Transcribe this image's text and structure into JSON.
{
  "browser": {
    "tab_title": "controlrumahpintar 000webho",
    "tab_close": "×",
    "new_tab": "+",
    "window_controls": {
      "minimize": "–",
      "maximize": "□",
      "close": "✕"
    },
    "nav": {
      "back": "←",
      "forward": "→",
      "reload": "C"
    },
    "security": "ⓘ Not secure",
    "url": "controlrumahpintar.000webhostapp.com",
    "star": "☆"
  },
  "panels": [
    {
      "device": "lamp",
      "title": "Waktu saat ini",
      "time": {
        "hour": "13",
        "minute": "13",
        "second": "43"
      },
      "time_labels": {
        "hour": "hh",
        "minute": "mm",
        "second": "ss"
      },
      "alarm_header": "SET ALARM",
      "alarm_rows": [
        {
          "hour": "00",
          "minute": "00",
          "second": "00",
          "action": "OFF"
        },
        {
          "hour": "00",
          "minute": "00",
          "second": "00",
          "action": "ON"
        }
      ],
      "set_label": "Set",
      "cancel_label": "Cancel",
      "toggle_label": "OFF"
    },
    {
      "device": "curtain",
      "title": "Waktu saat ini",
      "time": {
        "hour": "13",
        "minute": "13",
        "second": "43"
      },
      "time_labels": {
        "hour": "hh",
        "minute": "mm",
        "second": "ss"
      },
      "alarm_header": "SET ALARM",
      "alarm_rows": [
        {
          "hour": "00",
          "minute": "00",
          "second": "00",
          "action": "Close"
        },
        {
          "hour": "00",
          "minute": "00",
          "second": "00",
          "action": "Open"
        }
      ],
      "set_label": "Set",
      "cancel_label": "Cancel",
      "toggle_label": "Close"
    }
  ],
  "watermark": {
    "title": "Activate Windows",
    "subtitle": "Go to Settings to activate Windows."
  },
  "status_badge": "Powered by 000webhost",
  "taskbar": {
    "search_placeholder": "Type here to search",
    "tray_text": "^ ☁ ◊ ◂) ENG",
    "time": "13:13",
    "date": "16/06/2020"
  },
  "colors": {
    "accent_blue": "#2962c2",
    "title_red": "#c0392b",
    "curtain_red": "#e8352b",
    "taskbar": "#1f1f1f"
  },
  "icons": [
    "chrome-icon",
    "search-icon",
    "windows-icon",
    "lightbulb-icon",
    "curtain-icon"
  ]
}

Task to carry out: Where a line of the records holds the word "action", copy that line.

Output below:
          "action": "OFF"
          "action": "ON"
          "action": "Close"
          "action": "Open"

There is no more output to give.